Delayed gas ignitions risk damaging your heat exchanger, which can be very costly to repair or replace. Anything to do with gas flow issues is a safety risk and must be dealt with immediately! Fortunately, you can avoid encountering these issues (and save yourself a big repair bill) by scheduling annual furnace maintenance appointments. Our annual maintenance plan is an affordable way to extend the lifespan of your HVAC systems and prevent potentially dangerous issues like delayed gas ignitions from occurring.

Furnace Makes a Gurgling, Dripping, or Splashing Noise

This one might seem counter-intuitive. How can a fiery gas furnace be making watery noises? In most cases, these sorts of noises come from newer, high efficiency furnaces. Because of the way high efficiency furnaces vent exhaust fumes, they may produce condensation from moisture in the air that must be drained. When there’s an issue in draining this condensation, it may cause gurgling, dripping, or other watery sounds. Usually, these noises are easy enough to sort out. A full or clogged drain pan or a blockage in the drain pipe itself may be the culprit.

If you hear water sounds coming from vents or air ducts instead of the furnace itself, this could indicate a more serious moisture problem in your home. Be sure to get the issue inspected immediately, as moisture can cause very serious issues like widespread mold growth or even structural damage to your home.
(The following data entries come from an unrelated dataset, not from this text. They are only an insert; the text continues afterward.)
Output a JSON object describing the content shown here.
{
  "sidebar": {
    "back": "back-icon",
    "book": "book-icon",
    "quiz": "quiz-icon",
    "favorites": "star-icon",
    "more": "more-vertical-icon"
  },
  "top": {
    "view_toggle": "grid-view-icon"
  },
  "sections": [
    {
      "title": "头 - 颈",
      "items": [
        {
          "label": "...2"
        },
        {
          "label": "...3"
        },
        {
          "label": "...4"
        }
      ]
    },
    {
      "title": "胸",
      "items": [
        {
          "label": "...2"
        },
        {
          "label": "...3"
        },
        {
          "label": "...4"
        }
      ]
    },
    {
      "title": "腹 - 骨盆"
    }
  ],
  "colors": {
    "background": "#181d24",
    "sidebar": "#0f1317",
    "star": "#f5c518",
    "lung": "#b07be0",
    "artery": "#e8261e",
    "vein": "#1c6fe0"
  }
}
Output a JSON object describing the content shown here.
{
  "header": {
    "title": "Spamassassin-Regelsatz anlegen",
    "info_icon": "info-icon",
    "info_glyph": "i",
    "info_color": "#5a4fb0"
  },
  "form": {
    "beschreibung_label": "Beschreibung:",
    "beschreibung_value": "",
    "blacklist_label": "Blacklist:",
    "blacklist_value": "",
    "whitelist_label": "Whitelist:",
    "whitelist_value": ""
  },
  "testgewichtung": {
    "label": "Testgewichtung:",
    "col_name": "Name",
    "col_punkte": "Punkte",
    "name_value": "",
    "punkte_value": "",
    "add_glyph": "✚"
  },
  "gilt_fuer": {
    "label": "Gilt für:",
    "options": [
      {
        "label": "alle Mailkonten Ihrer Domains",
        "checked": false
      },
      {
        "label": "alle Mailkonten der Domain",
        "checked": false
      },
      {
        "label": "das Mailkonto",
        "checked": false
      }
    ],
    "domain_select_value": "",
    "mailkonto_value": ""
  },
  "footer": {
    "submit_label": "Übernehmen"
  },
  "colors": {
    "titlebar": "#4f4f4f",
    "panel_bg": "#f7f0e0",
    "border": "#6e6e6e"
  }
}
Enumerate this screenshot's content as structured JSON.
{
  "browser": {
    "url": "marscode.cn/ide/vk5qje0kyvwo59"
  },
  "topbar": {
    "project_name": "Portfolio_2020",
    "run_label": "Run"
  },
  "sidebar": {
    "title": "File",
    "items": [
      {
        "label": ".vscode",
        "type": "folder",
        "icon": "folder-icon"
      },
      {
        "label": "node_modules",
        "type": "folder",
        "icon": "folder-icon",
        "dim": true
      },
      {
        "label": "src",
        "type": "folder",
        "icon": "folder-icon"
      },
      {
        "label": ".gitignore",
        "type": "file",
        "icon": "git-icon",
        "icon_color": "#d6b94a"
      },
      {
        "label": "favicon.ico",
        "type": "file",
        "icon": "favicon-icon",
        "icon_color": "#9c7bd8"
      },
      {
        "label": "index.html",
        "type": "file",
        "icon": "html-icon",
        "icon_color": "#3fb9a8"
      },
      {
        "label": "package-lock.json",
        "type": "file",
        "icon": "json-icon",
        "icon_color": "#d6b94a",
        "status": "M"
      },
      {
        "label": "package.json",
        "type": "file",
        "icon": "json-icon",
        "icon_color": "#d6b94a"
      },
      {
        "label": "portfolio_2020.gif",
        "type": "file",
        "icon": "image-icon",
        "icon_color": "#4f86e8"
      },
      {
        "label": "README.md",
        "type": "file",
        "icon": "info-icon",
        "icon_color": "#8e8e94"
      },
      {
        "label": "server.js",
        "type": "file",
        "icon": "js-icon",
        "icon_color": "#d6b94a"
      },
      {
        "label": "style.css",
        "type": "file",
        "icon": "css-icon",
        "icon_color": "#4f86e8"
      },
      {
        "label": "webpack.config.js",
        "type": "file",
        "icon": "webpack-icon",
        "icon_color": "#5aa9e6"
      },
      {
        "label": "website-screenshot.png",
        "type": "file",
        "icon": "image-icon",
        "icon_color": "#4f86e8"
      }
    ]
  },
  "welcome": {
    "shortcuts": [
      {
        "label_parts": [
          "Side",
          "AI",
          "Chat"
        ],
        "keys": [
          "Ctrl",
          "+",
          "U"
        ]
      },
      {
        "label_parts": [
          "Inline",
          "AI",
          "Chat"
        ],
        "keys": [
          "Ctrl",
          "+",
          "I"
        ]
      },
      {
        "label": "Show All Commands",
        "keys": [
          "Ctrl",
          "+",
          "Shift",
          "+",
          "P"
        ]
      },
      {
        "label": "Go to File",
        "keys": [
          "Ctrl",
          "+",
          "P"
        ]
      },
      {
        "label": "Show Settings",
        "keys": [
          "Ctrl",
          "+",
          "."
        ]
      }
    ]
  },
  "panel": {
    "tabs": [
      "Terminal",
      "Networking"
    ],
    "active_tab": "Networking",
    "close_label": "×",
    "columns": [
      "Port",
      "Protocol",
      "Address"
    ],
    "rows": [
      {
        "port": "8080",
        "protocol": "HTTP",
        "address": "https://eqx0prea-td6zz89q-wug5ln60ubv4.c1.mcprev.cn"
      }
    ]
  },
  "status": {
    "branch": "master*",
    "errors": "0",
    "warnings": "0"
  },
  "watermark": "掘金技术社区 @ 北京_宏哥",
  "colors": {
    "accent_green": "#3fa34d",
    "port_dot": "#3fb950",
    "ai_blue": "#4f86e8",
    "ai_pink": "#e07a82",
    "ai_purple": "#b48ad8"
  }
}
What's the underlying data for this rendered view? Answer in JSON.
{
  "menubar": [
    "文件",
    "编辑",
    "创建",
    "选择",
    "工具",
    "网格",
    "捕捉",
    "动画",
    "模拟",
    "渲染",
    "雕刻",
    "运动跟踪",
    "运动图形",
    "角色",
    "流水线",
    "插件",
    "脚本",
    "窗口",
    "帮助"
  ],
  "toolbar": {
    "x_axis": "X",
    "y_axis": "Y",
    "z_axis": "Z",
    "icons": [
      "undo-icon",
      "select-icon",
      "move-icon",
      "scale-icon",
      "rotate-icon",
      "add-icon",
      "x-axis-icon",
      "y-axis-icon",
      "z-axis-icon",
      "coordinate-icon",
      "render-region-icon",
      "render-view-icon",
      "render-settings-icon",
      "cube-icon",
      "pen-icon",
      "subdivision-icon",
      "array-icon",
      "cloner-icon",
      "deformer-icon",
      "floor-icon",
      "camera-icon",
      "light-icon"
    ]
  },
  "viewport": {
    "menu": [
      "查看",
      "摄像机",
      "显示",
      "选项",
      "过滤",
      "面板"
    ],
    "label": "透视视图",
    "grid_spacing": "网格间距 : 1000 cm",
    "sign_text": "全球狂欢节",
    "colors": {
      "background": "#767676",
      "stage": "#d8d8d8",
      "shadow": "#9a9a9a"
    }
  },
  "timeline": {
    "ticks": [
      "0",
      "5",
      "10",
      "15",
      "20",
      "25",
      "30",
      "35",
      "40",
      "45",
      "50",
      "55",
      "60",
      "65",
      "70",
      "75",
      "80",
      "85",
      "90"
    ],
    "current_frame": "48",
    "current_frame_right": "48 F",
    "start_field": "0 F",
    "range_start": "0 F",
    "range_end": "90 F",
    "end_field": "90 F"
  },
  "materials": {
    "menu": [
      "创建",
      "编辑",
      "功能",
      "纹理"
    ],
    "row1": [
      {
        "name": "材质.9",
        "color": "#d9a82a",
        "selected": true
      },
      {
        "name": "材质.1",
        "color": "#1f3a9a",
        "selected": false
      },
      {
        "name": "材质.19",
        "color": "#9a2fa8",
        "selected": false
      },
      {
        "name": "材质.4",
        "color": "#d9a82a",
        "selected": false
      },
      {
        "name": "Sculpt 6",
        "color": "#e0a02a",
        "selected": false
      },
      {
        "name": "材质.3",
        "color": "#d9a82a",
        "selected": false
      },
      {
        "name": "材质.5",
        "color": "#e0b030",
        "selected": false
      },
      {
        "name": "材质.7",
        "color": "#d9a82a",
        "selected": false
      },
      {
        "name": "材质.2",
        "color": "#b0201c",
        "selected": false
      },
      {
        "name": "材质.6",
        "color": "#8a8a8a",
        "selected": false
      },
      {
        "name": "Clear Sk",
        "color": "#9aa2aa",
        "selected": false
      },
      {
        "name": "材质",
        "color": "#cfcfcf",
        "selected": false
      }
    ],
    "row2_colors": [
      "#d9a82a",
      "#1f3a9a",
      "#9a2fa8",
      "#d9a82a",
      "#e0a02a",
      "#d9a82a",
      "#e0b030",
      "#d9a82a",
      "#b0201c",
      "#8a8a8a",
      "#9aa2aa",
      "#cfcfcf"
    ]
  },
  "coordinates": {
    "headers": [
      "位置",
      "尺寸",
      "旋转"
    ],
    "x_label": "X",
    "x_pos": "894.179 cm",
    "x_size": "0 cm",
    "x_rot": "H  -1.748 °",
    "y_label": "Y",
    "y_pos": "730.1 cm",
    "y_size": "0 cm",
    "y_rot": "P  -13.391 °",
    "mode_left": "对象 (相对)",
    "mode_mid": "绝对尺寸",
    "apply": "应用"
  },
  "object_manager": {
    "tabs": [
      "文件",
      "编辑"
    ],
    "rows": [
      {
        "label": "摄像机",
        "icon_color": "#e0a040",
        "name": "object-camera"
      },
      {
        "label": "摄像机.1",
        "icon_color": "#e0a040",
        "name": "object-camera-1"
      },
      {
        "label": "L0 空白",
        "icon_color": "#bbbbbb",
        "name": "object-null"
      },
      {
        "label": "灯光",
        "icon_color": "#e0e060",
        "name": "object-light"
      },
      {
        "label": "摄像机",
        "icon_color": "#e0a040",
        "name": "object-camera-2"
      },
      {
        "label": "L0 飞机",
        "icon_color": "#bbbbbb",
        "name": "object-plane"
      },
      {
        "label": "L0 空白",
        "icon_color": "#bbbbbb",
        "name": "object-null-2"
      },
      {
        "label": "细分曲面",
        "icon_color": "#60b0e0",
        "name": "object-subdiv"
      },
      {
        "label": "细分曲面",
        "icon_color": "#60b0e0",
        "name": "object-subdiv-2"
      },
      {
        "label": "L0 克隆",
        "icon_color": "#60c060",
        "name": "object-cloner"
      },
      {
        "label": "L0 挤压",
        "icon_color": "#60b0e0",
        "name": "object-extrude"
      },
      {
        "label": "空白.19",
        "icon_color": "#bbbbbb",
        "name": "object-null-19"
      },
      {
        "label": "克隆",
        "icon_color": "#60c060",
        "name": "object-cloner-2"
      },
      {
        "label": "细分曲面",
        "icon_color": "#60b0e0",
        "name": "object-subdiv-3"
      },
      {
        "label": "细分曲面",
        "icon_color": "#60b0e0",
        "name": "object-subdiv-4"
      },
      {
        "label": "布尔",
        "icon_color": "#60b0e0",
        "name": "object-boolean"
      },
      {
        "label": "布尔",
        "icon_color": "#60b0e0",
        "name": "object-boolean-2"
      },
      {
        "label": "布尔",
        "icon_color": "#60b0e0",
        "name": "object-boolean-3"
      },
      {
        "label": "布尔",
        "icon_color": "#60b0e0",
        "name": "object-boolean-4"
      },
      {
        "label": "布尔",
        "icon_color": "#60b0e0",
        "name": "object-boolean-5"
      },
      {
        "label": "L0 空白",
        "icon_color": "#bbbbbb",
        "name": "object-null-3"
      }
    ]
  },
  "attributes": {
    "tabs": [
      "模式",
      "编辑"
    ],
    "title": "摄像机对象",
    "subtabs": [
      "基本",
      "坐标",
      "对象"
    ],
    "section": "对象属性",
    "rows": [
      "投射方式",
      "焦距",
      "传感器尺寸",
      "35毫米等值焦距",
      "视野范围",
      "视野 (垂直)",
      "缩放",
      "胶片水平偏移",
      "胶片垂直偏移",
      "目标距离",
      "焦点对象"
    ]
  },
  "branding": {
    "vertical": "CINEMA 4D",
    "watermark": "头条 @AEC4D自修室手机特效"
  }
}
Noises can tell you a lot about what’s going on with your furnace. (Furnace smells can give you a clue too!) Use the tips above to get a sense of what the issue might be. If you’re worried there is a serious issue or just want peace of mind that everything’s OK, schedule a furnace inspection or maintenance appointment with Swan!